In early 2016 Georgia Tech’s Institute for Electronics and Nanotechnology (IEN) was chosen by the National Science Foundation (NSF) to be the Coordinating Office of the National Nanotechnology Coordinated Infrastructure (NNCI) program. Consisting of 16 sites, located in 17 states and involving 29 universities and partners, NNCI provides researchers from academia, industry, and government access to university user facilities with leading-edge fabrication and characterization tools, instrumentation and staff expertise within all disciplines of nanoscale science, engineering and technology.

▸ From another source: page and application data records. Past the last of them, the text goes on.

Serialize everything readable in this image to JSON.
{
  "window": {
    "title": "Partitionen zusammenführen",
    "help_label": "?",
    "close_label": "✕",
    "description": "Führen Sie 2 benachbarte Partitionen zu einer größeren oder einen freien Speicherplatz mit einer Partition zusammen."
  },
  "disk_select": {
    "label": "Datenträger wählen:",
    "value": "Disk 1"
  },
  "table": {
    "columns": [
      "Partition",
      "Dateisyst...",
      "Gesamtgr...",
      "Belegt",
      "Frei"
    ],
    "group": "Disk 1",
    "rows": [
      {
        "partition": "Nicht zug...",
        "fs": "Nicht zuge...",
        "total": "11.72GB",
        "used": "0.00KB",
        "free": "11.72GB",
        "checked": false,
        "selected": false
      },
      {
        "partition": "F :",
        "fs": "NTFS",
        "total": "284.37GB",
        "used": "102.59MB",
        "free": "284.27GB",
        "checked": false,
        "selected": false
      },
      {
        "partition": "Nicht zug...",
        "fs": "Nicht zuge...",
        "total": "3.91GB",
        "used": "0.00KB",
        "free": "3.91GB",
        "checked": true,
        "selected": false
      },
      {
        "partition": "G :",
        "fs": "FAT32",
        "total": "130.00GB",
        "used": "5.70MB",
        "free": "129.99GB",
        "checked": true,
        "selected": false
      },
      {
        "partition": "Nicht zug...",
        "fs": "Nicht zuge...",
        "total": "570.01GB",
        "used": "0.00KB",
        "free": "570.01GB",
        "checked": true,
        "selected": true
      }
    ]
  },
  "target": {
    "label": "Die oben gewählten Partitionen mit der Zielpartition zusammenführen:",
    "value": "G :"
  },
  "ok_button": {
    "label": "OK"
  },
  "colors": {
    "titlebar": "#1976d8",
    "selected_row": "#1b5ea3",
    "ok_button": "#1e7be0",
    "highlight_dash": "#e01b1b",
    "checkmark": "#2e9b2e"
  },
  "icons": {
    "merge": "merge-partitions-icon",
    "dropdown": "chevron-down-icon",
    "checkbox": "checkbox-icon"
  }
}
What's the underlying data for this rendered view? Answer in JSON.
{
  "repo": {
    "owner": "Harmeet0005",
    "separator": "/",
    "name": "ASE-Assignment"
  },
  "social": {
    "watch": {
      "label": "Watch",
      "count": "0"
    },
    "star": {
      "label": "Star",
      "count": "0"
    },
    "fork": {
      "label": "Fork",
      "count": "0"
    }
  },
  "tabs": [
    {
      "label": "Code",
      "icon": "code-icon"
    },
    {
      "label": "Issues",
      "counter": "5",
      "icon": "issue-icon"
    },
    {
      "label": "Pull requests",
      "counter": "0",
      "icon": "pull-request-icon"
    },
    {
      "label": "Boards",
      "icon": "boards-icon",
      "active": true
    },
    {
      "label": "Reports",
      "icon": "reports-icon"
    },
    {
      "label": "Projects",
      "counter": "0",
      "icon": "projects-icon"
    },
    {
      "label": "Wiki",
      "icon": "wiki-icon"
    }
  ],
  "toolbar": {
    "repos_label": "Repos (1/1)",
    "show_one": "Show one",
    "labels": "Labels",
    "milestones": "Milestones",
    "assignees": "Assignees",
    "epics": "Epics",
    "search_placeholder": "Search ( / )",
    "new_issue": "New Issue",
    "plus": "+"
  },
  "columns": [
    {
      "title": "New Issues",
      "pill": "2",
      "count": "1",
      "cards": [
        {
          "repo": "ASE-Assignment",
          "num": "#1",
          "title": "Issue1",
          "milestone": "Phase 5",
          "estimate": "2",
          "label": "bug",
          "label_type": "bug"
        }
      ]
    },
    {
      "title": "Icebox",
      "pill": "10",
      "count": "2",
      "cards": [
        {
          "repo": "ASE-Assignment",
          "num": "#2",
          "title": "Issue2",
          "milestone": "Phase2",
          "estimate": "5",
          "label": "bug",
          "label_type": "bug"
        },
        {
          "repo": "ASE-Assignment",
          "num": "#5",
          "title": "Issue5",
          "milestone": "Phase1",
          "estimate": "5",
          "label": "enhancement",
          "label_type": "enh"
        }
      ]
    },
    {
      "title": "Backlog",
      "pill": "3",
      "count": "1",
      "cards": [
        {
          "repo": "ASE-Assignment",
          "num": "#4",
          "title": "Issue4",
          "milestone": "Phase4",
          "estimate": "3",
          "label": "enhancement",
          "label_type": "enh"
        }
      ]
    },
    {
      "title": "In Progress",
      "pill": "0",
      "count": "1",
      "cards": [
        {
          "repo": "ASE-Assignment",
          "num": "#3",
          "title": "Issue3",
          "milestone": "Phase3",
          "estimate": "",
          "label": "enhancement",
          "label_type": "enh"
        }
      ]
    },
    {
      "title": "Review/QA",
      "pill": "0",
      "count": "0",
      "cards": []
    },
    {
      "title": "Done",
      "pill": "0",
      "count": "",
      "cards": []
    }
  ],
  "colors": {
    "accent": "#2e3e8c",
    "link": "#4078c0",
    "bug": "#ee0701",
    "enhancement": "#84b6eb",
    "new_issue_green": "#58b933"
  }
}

On January 18 & 19, 2017 the IEN hosted 78 attendees, including officials from the NSF, the NNCI Site Directors and staff, and members of the NNCI External Advisory Board, for the program’s first annual conference. The two-day event comprised reports from the coordinating office and the 16 member sites, and break-out strategic planning sessions on topics such as future research directions, user support, facility operations, computational resources, and education and outreach. In addition, topical keynote lectures were presented by Jeffrey Morse, NSF Center for Hierarchical Manufacturing, University of Massachusetts-Amherst (Advanced Roll-to-Roll Nanofabrication Facility at the University of Massachusetts), Magnus Egerstedt, School of Electrical and Computer Engineering, Georgia Tech (Control and Coordination of Increasingly Larger Teams of Smaller Robots), and Ravi Bellamkonda, Dept. of Biomedical Engineering, Duke University (Nanocarriers to Treat Gliomas of the Brain).

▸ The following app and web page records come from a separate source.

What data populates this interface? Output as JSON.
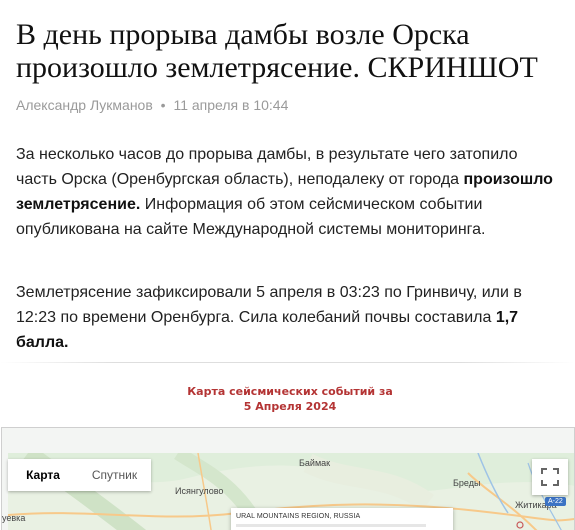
{
  "article": {
    "title": "В день прорыва дамбы возле Орска произошло землетрясение. СКРИНШОТ",
    "author": "Александр Лукманов",
    "separator": "•",
    "date": "11 апреля в 10:44",
    "p1_a": "За несколько часов до прорыва дамбы, в результате чего затопило часть Орска (Оренбургская область), неподалеку от города ",
    "p1_bold": "произошло землетрясение.",
    "p1_b": " Информация об этом сейсмическом событии опубликована на сайте Международной системы мониторинга.",
    "p2_a": "Землетрясение зафиксировали 5 апреля в 03:23 по Гринвичу, или в 12:23 по времени Оренбурга. Сила колебаний почвы составила ",
    "p2_bold": "1,7 балла."
  },
  "map": {
    "caption_line1": "Карта сейсмических событий за",
    "caption_line2": "5 Апреля 2024",
    "type_map": "Карта",
    "type_satellite": "Спутник",
    "info_title": "URAL MOUNTAINS REGION, RUSSIA",
    "labels": {
      "baymak": "Баймак",
      "isyangulovo": "Исянгулово",
      "bredy": "Бреды",
      "zhitikara": "Житикара",
      "left_cut": "уевка"
    },
    "road_badge": "А-22",
    "colors": {
      "caption": "#b43434",
      "map_land": "#dfeedb",
      "road": "#f7c98a"
    }
  }
}
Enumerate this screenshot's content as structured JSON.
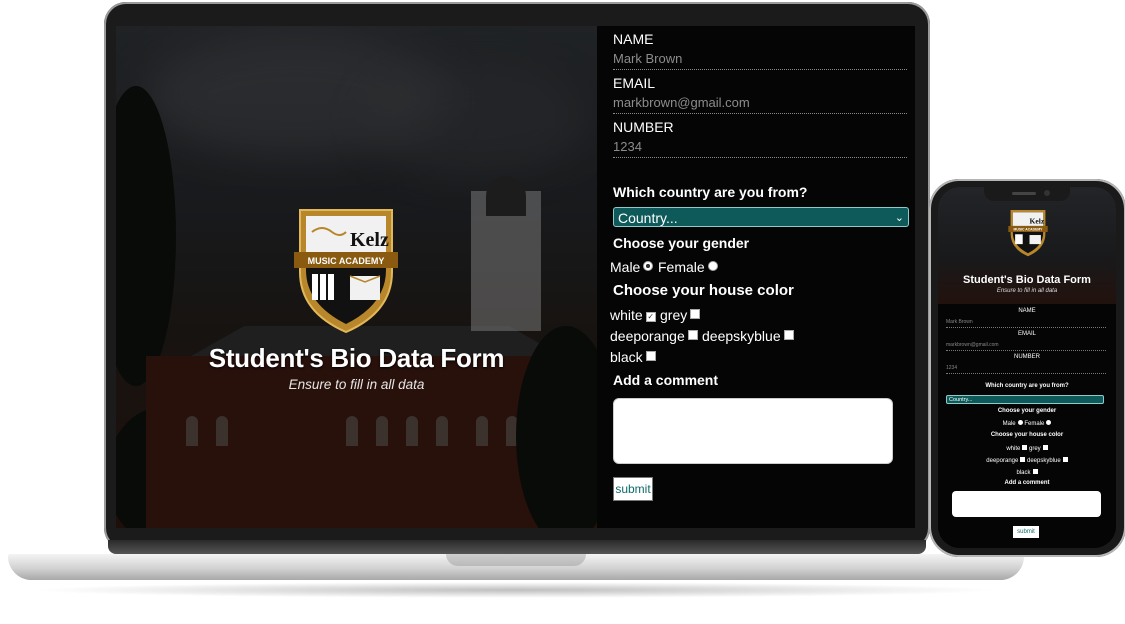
{
  "hero": {
    "title": "Student's Bio Data Form",
    "subtitle": "Ensure to fill in all data",
    "logo_text": "Kelz",
    "logo_banner": "MUSIC ACADEMY"
  },
  "form": {
    "name_label": "NAME",
    "name_value": "Mark Brown",
    "email_label": "EMAIL",
    "email_value": "markbrown@gmail.com",
    "number_label": "NUMBER",
    "number_value": "1234",
    "country_question": "Which country are you from?",
    "country_selected": "Country...",
    "gender_question": "Choose your gender",
    "gender_options": [
      "Male",
      "Female"
    ],
    "gender_selected": "Male",
    "house_question": "Choose your house color",
    "house_options": [
      "white",
      "grey",
      "deeporange",
      "deepskyblue",
      "black"
    ],
    "house_checked": [
      "white"
    ],
    "comment_question": "Add a comment",
    "submit_label": "submit"
  },
  "colors": {
    "select_bg": "#0e5a5a",
    "submit_text": "#0e6a6a",
    "form_bg": "#050505"
  }
}
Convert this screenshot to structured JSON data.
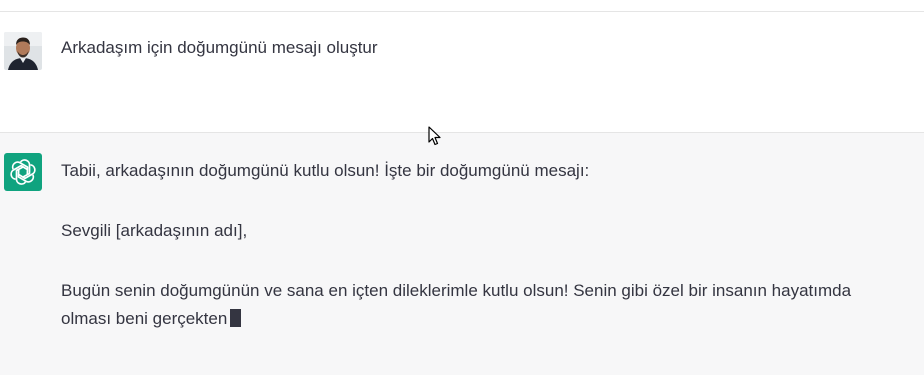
{
  "conversation": {
    "user_message": "Arkadaşım için doğumgünü mesajı oluştur",
    "assistant_paragraphs": [
      "Tabii, arkadaşının doğumgünü kutlu olsun! İşte bir doğumgünü mesajı:",
      "Sevgili [arkadaşının adı],",
      "Bugün senin doğumgünün ve sana en içten dileklerimle kutlu olsun! Senin gibi özel bir insanın hayatımda olması beni gerçekten"
    ]
  },
  "icons": {
    "user_avatar": "user-avatar-photo",
    "assistant_avatar": "openai-logo-icon",
    "mouse_cursor": "mouse-pointer-icon"
  },
  "colors": {
    "assistant_bg": "#f7f7f8",
    "logo_green": "#10a37f",
    "text": "#343541"
  }
}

The conference and its various activities was well received by the attendees. According to the NanoEarth Site Director, Mike Hochella: “I thought that the whole experience was a truly fantastic conference, useful in so many ways. Our leadership team is meeting this afternoon to go over all the things that we learned, and ideas that we came up with due to the stimulation.” Other attendees also remarked on the productivity of the event and how instructive the break-out sessions were.
- Christa M. Ernst